Prime Minister Boris Johnson on Monday said leaving the European Union without a deal on future trade would be a “good outcome” for Britain, warning that London will walk away from talks with Brussels unless agreement can be found by mid-October.
In another potential blow to the negotiations on post-Brexit trade, which are due to resume on Tuesday, Johnson’s government wants to pass a bill in parliament to override part of Britain’s EU withdrawal agreement, the Financial Times reported.
An “internal market bill,” due to be published on Wednesday, would override provisions in the withdrawal agreement on state aid and separate customs arrangements for Northern Ireland, the newspaper said.
Johnson is expected to insist on Monday that any agreement on future trade must be finalized by October 15, Downing Street said.
“If we can’t agree by then, then I do not see that there will be a free trade agreement between us, and we should both accept that and move on,” he said in advance excerpts of his remarks.
In the absence of an agreement, Britain would begin trading with the EU under World Trade Organization rules, like Australia, Johnson said. “I want to be absolutely clear that, as we have said right from the start, that would be a good outcome for the UK,” he said.
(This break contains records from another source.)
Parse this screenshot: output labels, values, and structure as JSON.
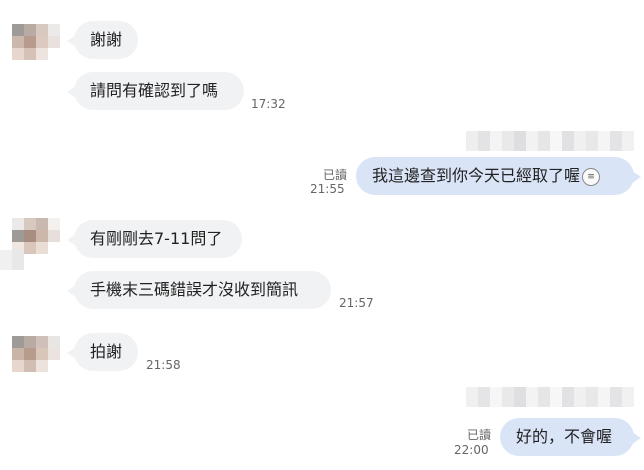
{
  "messages": {
    "m1": "謝謝",
    "m2": "請問有確認到了嗎",
    "m2_time": "17:32",
    "m3": "我這邊查到你今天已經取了喔",
    "m3_read": "已讀",
    "m3_time": "21:55",
    "m3_emoji": "grimacing-face-icon",
    "m4": "有剛剛去7-11問了",
    "m5": "手機末三碼錯誤才沒收到簡訊",
    "m5_time": "21:57",
    "m6": "拍謝",
    "m6_time": "21:58",
    "m7": "好的，不會喔",
    "m7_read": "已讀",
    "m7_time": "22:00"
  },
  "colors": {
    "incoming_bubble": "#f1f2f4",
    "outgoing_bubble": "#d9e4f7",
    "meta_text": "#666666"
  }
}
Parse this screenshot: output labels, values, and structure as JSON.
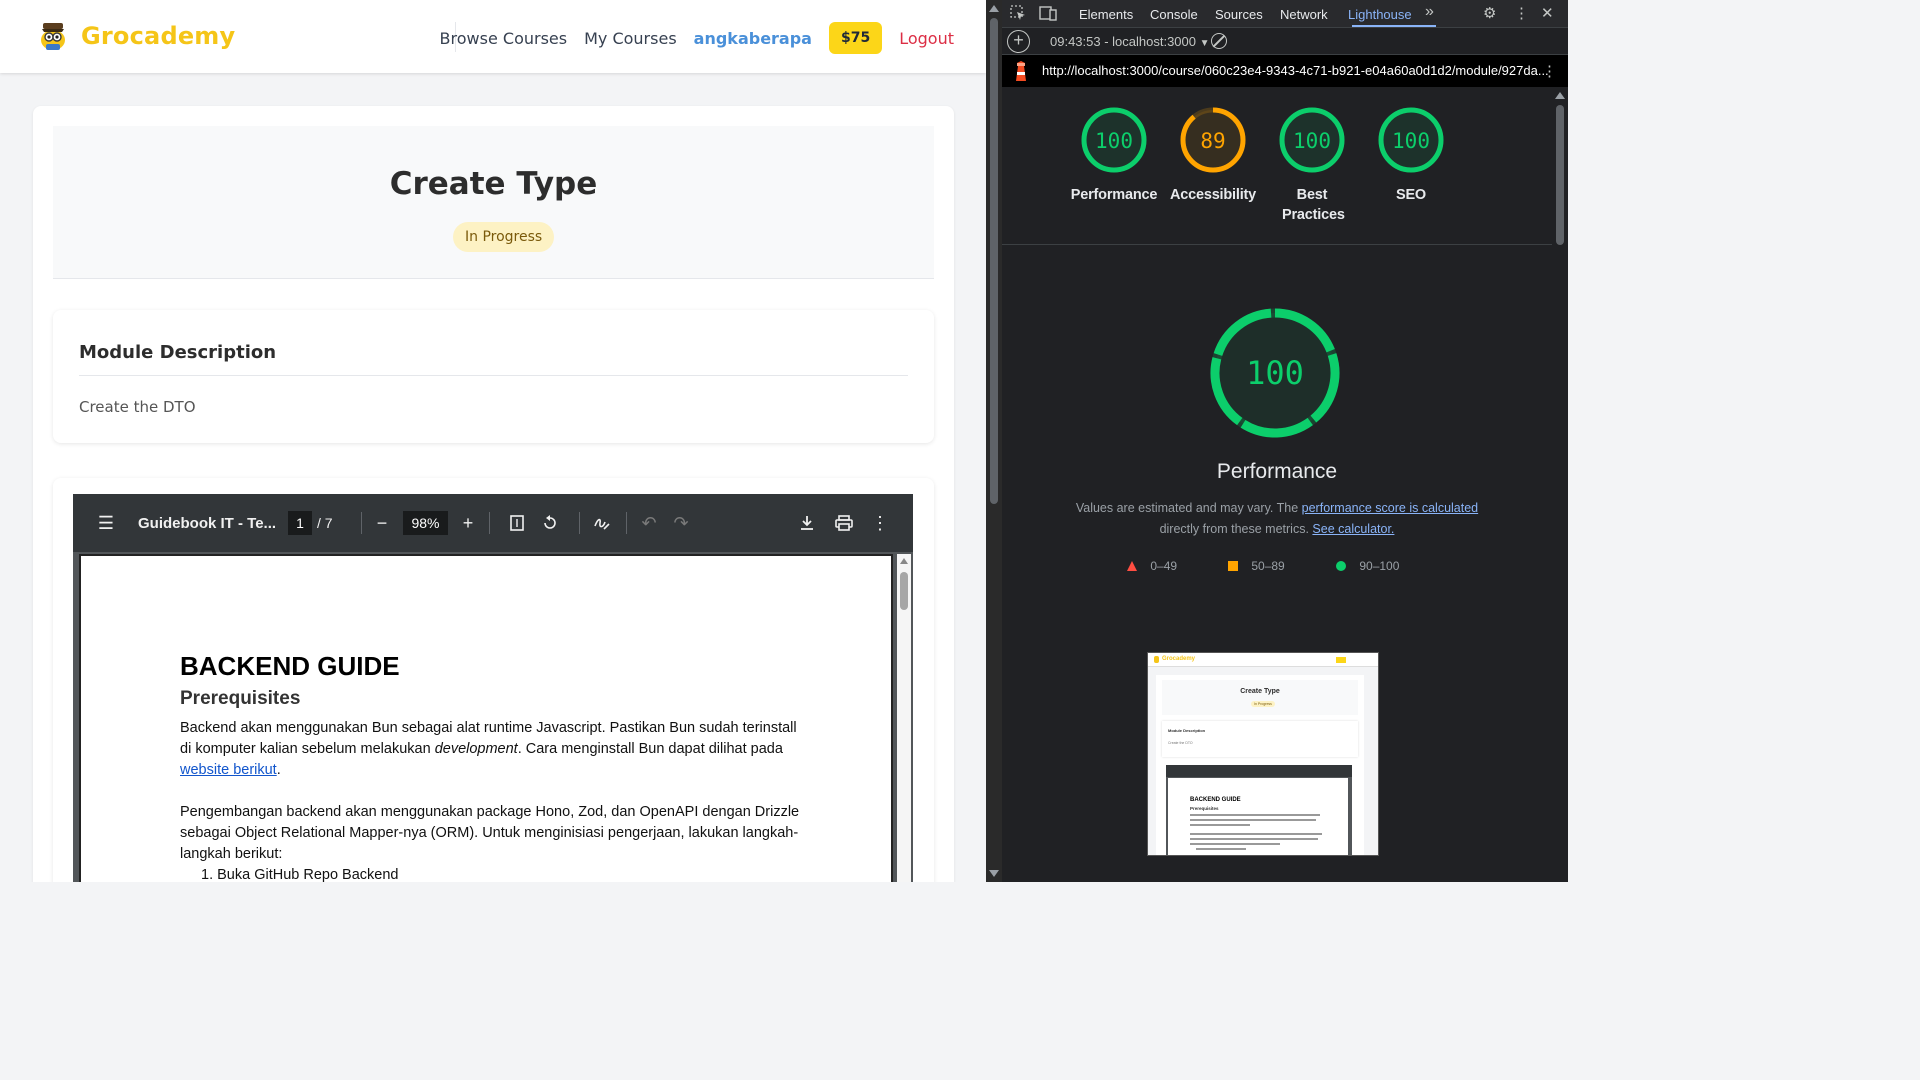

Britain formally left the EU in January and entered a transition period until the end of the year, during which it still belongs to the EU single market and customs union.